(Web page and app entries)
◇ ◇ ◇ ◇ ◇ ◇ ◇
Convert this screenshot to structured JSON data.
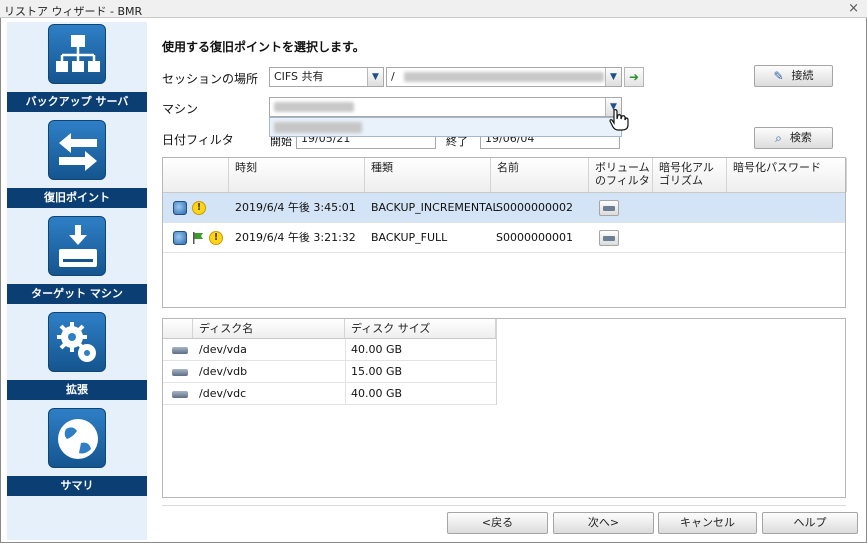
{
  "window": {
    "title": "リストア ウィザード - BMR",
    "close_glyph": "×"
  },
  "sidebar": {
    "items": [
      {
        "label": "バックアップ サーバ",
        "icon": "network-tree-icon"
      },
      {
        "label": "復旧ポイント",
        "icon": "arrows-exchange-icon"
      },
      {
        "label": "ターゲット マシン",
        "icon": "download-drive-icon"
      },
      {
        "label": "拡張",
        "icon": "gears-icon"
      },
      {
        "label": "サマリ",
        "icon": "globe-icon"
      }
    ]
  },
  "main": {
    "title": "使用する復旧ポイントを選択します。",
    "session_label": "セッションの場所",
    "session_type": "CIFS 共有",
    "session_path_prefix": "/",
    "machine_label": "マシン",
    "date_filter_label": "日付フィルタ",
    "date_start_label": "開始",
    "date_start": "19/05/21",
    "date_end_label": "終了",
    "date_end": "19/06/04",
    "connect_button": "接続",
    "search_button": "検索",
    "go_glyph": "➜"
  },
  "recovery_table": {
    "columns": [
      "時刻",
      "種類",
      "名前",
      "ボリューム\nのフィルタ",
      "暗号化アル\nゴリズム",
      "暗号化パスワード"
    ],
    "rows": [
      {
        "time": "2019/6/4 午後 3:45:01",
        "type": "BACKUP_INCREMENTAL",
        "name": "S0000000002",
        "selected": true,
        "icons": [
          "globe-icon",
          "warning-icon"
        ]
      },
      {
        "time": "2019/6/4 午後 3:21:32",
        "type": "BACKUP_FULL",
        "name": "S0000000001",
        "selected": false,
        "icons": [
          "globe-icon",
          "flag-icon",
          "warning-icon"
        ]
      }
    ],
    "warning_glyph": "!"
  },
  "disk_table": {
    "columns": [
      "ディスク名",
      "ディスク サイズ"
    ],
    "rows": [
      {
        "name": "/dev/vda",
        "size": "40.00 GB"
      },
      {
        "name": "/dev/vdb",
        "size": "15.00 GB"
      },
      {
        "name": "/dev/vdc",
        "size": "40.00 GB"
      }
    ]
  },
  "footer": {
    "back": "<戻る",
    "next": "次へ>",
    "cancel": "キャンセル",
    "help": "ヘルプ"
  },
  "colors": {
    "nav_label_bg": "#0b3e73",
    "sidebar_bg": "#e6f0fa",
    "selected_row": "#d4e4f7",
    "icon_blue": "#2f7fc6"
  }
}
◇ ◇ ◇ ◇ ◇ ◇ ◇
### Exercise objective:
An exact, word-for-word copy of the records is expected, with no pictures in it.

### Result:
Convert this screenshot to structured JSON data.
{
  "window": {
    "title": "リストア ウィザード - BMR",
    "close_glyph": "×"
  },
  "sidebar": {
    "items": [
      {
        "label": "バックアップ サーバ",
        "icon": "network-tree-icon"
      },
      {
        "label": "復旧ポイント",
        "icon": "arrows-exchange-icon"
      },
      {
        "label": "ターゲット マシン",
        "icon": "download-drive-icon"
      },
      {
        "label": "拡張",
        "icon": "gears-icon"
      },
      {
        "label": "サマリ",
        "icon": "globe-icon"
      }
    ]
  },
  "main": {
    "title": "使用する復旧ポイントを選択します。",
    "session_label": "セッションの場所",
    "session_type": "CIFS 共有",
    "session_path_prefix": "/",
    "machine_label": "マシン",
    "date_filter_label": "日付フィルタ",
    "date_start_label": "開始",
    "date_start": "19/05/21",
    "date_end_label": "終了",
    "date_end": "19/06/04",
    "connect_button": "接続",
    "search_button": "検索",
    "go_glyph": "➜"
  },
  "recovery_table": {
    "columns": [
      "時刻",
      "種類",
      "名前",
      "ボリューム\nのフィルタ",
      "暗号化アル\nゴリズム",
      "暗号化パスワード"
    ],
    "rows": [
      {
        "time": "2019/6/4 午後 3:45:01",
        "type": "BACKUP_INCREMENTAL",
        "name": "S0000000002",
        "selected": true,
        "icons": [
          "globe-icon",
          "warning-icon"
        ]
      },
      {
        "time": "2019/6/4 午後 3:21:32",
        "type": "BACKUP_FULL",
        "name": "S0000000001",
        "selected": false,
        "icons": [
          "globe-icon",
          "flag-icon",
          "warning-icon"
        ]
      }
    ],
    "warning_glyph": "!"
  },
  "disk_table": {
    "columns": [
      "ディスク名",
      "ディスク サイズ"
    ],
    "rows": [
      {
        "name": "/dev/vda",
        "size": "40.00 GB"
      },
      {
        "name": "/dev/vdb",
        "size": "15.00 GB"
      },
      {
        "name": "/dev/vdc",
        "size": "40.00 GB"
      }
    ]
  },
  "footer": {
    "back": "<戻る",
    "next": "次へ>",
    "cancel": "キャンセル",
    "help": "ヘルプ"
  },
  "colors": {
    "nav_label_bg": "#0b3e73",
    "sidebar_bg": "#e6f0fa",
    "selected_row": "#d4e4f7",
    "icon_blue": "#2f7fc6"
  }
}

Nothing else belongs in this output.